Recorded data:
——
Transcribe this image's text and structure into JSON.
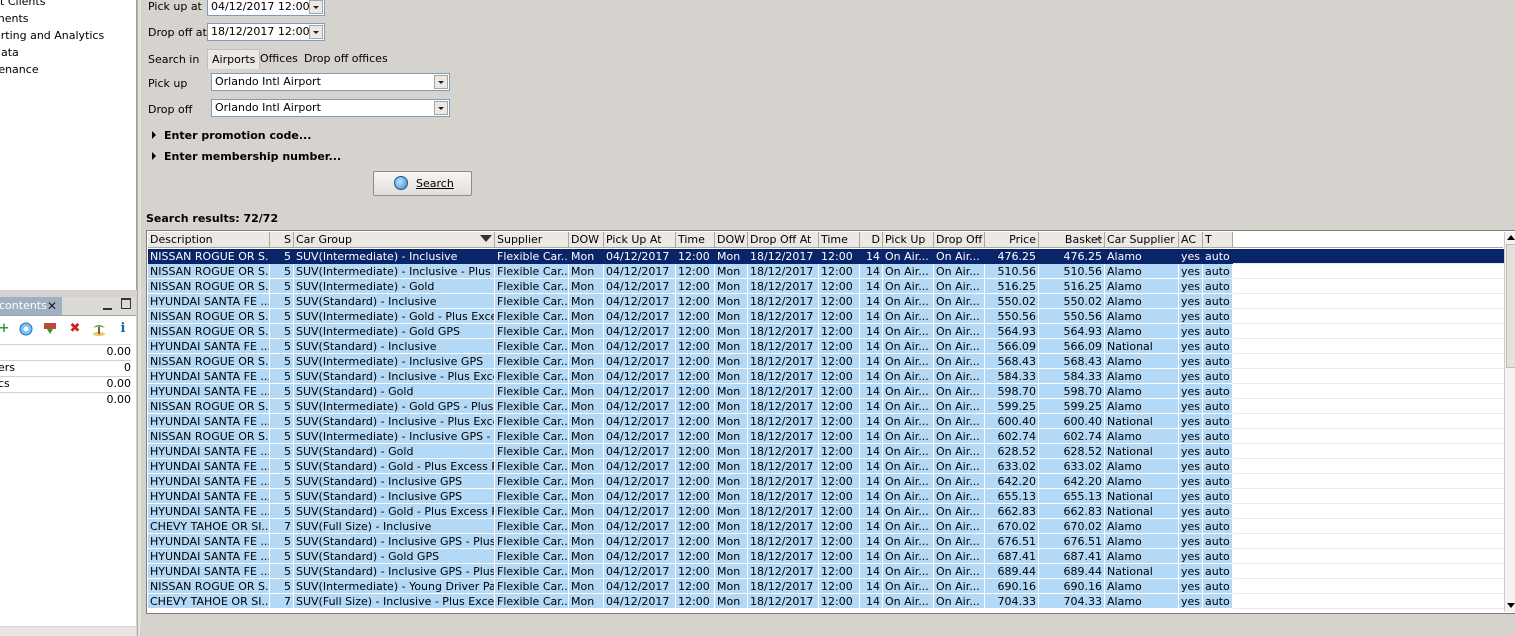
{
  "sidebar": {
    "items": [
      {
        "label": "ct Clients"
      },
      {
        "label": "ments"
      },
      {
        "label": "orting and Analytics"
      },
      {
        "label": "data"
      },
      {
        "label": "tenance"
      }
    ]
  },
  "contents_panel": {
    "tab_label": "contents",
    "close_glyph": "✕",
    "icons": [
      "add-icon",
      "refresh-icon",
      "download-icon",
      "delete-icon",
      "palm-tree-icon",
      "info-icon"
    ],
    "rows": [
      {
        "label": "",
        "value": "0.00"
      },
      {
        "label": "ers",
        "value": "0"
      },
      {
        "label": "cs",
        "value": "0.00"
      },
      {
        "label": "",
        "value": "0.00"
      }
    ]
  },
  "form": {
    "pickup_at_label": "Pick up at",
    "pickup_at_value": "04/12/2017 12:00",
    "dropoff_at_label": "Drop off at",
    "dropoff_at_value": "18/12/2017 12:00",
    "search_in_label": "Search in",
    "search_in_tabs": [
      "Airports",
      "Offices",
      "Drop off offices"
    ],
    "pickup_label": "Pick up",
    "pickup_value": "Orlando Intl Airport",
    "dropoff_label": "Drop off",
    "dropoff_value": "Orlando Intl Airport",
    "promo_label": "Enter promotion code...",
    "membership_label": "Enter membership number...",
    "search_button": "Search"
  },
  "results": {
    "label": "Search results: 72/72",
    "columns": [
      "Description",
      "S",
      "Car Group",
      "Supplier",
      "DOW",
      "Pick Up At",
      "Time",
      "DOW",
      "Drop Off At",
      "Time",
      "D",
      "Pick Up",
      "Drop Off",
      "Price",
      "Basket",
      "Car Supplier",
      "AC",
      "T"
    ],
    "rows": [
      [
        "NISSAN ROGUE OR S...",
        "5",
        "SUV(Intermediate) - Inclusive",
        "Flexible Car...",
        "Mon",
        "04/12/2017",
        "12:00",
        "Mon",
        "18/12/2017",
        "12:00",
        "14",
        "On Air...",
        "On Air...",
        "476.25",
        "476.25",
        "Alamo",
        "yes",
        "auto"
      ],
      [
        "NISSAN ROGUE OR S...",
        "5",
        "SUV(Intermediate) - Inclusive - Plus E...",
        "Flexible Car...",
        "Mon",
        "04/12/2017",
        "12:00",
        "Mon",
        "18/12/2017",
        "12:00",
        "14",
        "On Air...",
        "On Air...",
        "510.56",
        "510.56",
        "Alamo",
        "yes",
        "auto"
      ],
      [
        "NISSAN ROGUE OR S...",
        "5",
        "SUV(Intermediate) - Gold",
        "Flexible Car...",
        "Mon",
        "04/12/2017",
        "12:00",
        "Mon",
        "18/12/2017",
        "12:00",
        "14",
        "On Air...",
        "On Air...",
        "516.25",
        "516.25",
        "Alamo",
        "yes",
        "auto"
      ],
      [
        "HYUNDAI SANTA FE ...",
        "5",
        "SUV(Standard) - Inclusive",
        "Flexible Car...",
        "Mon",
        "04/12/2017",
        "12:00",
        "Mon",
        "18/12/2017",
        "12:00",
        "14",
        "On Air...",
        "On Air...",
        "550.02",
        "550.02",
        "Alamo",
        "yes",
        "auto"
      ],
      [
        "NISSAN ROGUE OR S...",
        "5",
        "SUV(Intermediate) - Gold - Plus Exces...",
        "Flexible Car...",
        "Mon",
        "04/12/2017",
        "12:00",
        "Mon",
        "18/12/2017",
        "12:00",
        "14",
        "On Air...",
        "On Air...",
        "550.56",
        "550.56",
        "Alamo",
        "yes",
        "auto"
      ],
      [
        "NISSAN ROGUE OR S...",
        "5",
        "SUV(Intermediate) - Gold GPS",
        "Flexible Car...",
        "Mon",
        "04/12/2017",
        "12:00",
        "Mon",
        "18/12/2017",
        "12:00",
        "14",
        "On Air...",
        "On Air...",
        "564.93",
        "564.93",
        "Alamo",
        "yes",
        "auto"
      ],
      [
        "HYUNDAI SANTA FE ...",
        "5",
        "SUV(Standard) - Inclusive",
        "Flexible Car...",
        "Mon",
        "04/12/2017",
        "12:00",
        "Mon",
        "18/12/2017",
        "12:00",
        "14",
        "On Air...",
        "On Air...",
        "566.09",
        "566.09",
        "National",
        "yes",
        "auto"
      ],
      [
        "NISSAN ROGUE OR S...",
        "5",
        "SUV(Intermediate) - Inclusive GPS",
        "Flexible Car...",
        "Mon",
        "04/12/2017",
        "12:00",
        "Mon",
        "18/12/2017",
        "12:00",
        "14",
        "On Air...",
        "On Air...",
        "568.43",
        "568.43",
        "Alamo",
        "yes",
        "auto"
      ],
      [
        "HYUNDAI SANTA FE ...",
        "5",
        "SUV(Standard) - Inclusive - Plus Exce...",
        "Flexible Car...",
        "Mon",
        "04/12/2017",
        "12:00",
        "Mon",
        "18/12/2017",
        "12:00",
        "14",
        "On Air...",
        "On Air...",
        "584.33",
        "584.33",
        "Alamo",
        "yes",
        "auto"
      ],
      [
        "HYUNDAI SANTA FE ...",
        "5",
        "SUV(Standard) - Gold",
        "Flexible Car...",
        "Mon",
        "04/12/2017",
        "12:00",
        "Mon",
        "18/12/2017",
        "12:00",
        "14",
        "On Air...",
        "On Air...",
        "598.70",
        "598.70",
        "Alamo",
        "yes",
        "auto"
      ],
      [
        "NISSAN ROGUE OR S...",
        "5",
        "SUV(Intermediate) - Gold GPS - Plus E...",
        "Flexible Car...",
        "Mon",
        "04/12/2017",
        "12:00",
        "Mon",
        "18/12/2017",
        "12:00",
        "14",
        "On Air...",
        "On Air...",
        "599.25",
        "599.25",
        "Alamo",
        "yes",
        "auto"
      ],
      [
        "HYUNDAI SANTA FE ...",
        "5",
        "SUV(Standard) - Inclusive - Plus Exce...",
        "Flexible Car...",
        "Mon",
        "04/12/2017",
        "12:00",
        "Mon",
        "18/12/2017",
        "12:00",
        "14",
        "On Air...",
        "On Air...",
        "600.40",
        "600.40",
        "National",
        "yes",
        "auto"
      ],
      [
        "NISSAN ROGUE OR S...",
        "5",
        "SUV(Intermediate) - Inclusive GPS - Pl...",
        "Flexible Car...",
        "Mon",
        "04/12/2017",
        "12:00",
        "Mon",
        "18/12/2017",
        "12:00",
        "14",
        "On Air...",
        "On Air...",
        "602.74",
        "602.74",
        "Alamo",
        "yes",
        "auto"
      ],
      [
        "HYUNDAI SANTA FE ...",
        "5",
        "SUV(Standard) - Gold",
        "Flexible Car...",
        "Mon",
        "04/12/2017",
        "12:00",
        "Mon",
        "18/12/2017",
        "12:00",
        "14",
        "On Air...",
        "On Air...",
        "628.52",
        "628.52",
        "National",
        "yes",
        "auto"
      ],
      [
        "HYUNDAI SANTA FE ...",
        "5",
        "SUV(Standard) - Gold - Plus Excess R...",
        "Flexible Car...",
        "Mon",
        "04/12/2017",
        "12:00",
        "Mon",
        "18/12/2017",
        "12:00",
        "14",
        "On Air...",
        "On Air...",
        "633.02",
        "633.02",
        "Alamo",
        "yes",
        "auto"
      ],
      [
        "HYUNDAI SANTA FE ...",
        "5",
        "SUV(Standard) - Inclusive GPS",
        "Flexible Car...",
        "Mon",
        "04/12/2017",
        "12:00",
        "Mon",
        "18/12/2017",
        "12:00",
        "14",
        "On Air...",
        "On Air...",
        "642.20",
        "642.20",
        "Alamo",
        "yes",
        "auto"
      ],
      [
        "HYUNDAI SANTA FE ...",
        "5",
        "SUV(Standard) - Inclusive GPS",
        "Flexible Car...",
        "Mon",
        "04/12/2017",
        "12:00",
        "Mon",
        "18/12/2017",
        "12:00",
        "14",
        "On Air...",
        "On Air...",
        "655.13",
        "655.13",
        "National",
        "yes",
        "auto"
      ],
      [
        "HYUNDAI SANTA FE ...",
        "5",
        "SUV(Standard) - Gold - Plus Excess R...",
        "Flexible Car...",
        "Mon",
        "04/12/2017",
        "12:00",
        "Mon",
        "18/12/2017",
        "12:00",
        "14",
        "On Air...",
        "On Air...",
        "662.83",
        "662.83",
        "National",
        "yes",
        "auto"
      ],
      [
        "CHEVY TAHOE OR SI...",
        "7",
        "SUV(Full Size) - Inclusive",
        "Flexible Car...",
        "Mon",
        "04/12/2017",
        "12:00",
        "Mon",
        "18/12/2017",
        "12:00",
        "14",
        "On Air...",
        "On Air...",
        "670.02",
        "670.02",
        "Alamo",
        "yes",
        "auto"
      ],
      [
        "HYUNDAI SANTA FE ...",
        "5",
        "SUV(Standard) - Inclusive GPS - Plus ...",
        "Flexible Car...",
        "Mon",
        "04/12/2017",
        "12:00",
        "Mon",
        "18/12/2017",
        "12:00",
        "14",
        "On Air...",
        "On Air...",
        "676.51",
        "676.51",
        "Alamo",
        "yes",
        "auto"
      ],
      [
        "HYUNDAI SANTA FE ...",
        "5",
        "SUV(Standard) - Gold GPS",
        "Flexible Car...",
        "Mon",
        "04/12/2017",
        "12:00",
        "Mon",
        "18/12/2017",
        "12:00",
        "14",
        "On Air...",
        "On Air...",
        "687.41",
        "687.41",
        "Alamo",
        "yes",
        "auto"
      ],
      [
        "HYUNDAI SANTA FE ...",
        "5",
        "SUV(Standard) - Inclusive GPS - Plus ...",
        "Flexible Car...",
        "Mon",
        "04/12/2017",
        "12:00",
        "Mon",
        "18/12/2017",
        "12:00",
        "14",
        "On Air...",
        "On Air...",
        "689.44",
        "689.44",
        "National",
        "yes",
        "auto"
      ],
      [
        "NISSAN ROGUE OR S...",
        "5",
        "SUV(Intermediate) - Young Driver Pac...",
        "Flexible Car...",
        "Mon",
        "04/12/2017",
        "12:00",
        "Mon",
        "18/12/2017",
        "12:00",
        "14",
        "On Air...",
        "On Air...",
        "690.16",
        "690.16",
        "Alamo",
        "yes",
        "auto"
      ],
      [
        "CHEVY TAHOE OR SI...",
        "7",
        "SUV(Full Size) - Inclusive - Plus Excess...",
        "Flexible Car...",
        "Mon",
        "04/12/2017",
        "12:00",
        "Mon",
        "18/12/2017",
        "12:00",
        "14",
        "On Air...",
        "On Air...",
        "704.33",
        "704.33",
        "Alamo",
        "yes",
        "auto"
      ]
    ]
  },
  "colors": {
    "row_bg": "#b3d9f7",
    "selected_bg": "#0a246a",
    "window_bg": "#d6d3ce"
  }
}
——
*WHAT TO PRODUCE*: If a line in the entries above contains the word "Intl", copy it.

*EXERCISE RESPONSE*:
    "pickup_value": "Orlando Intl Airport",
    "dropoff_value": "Orlando Intl Airport",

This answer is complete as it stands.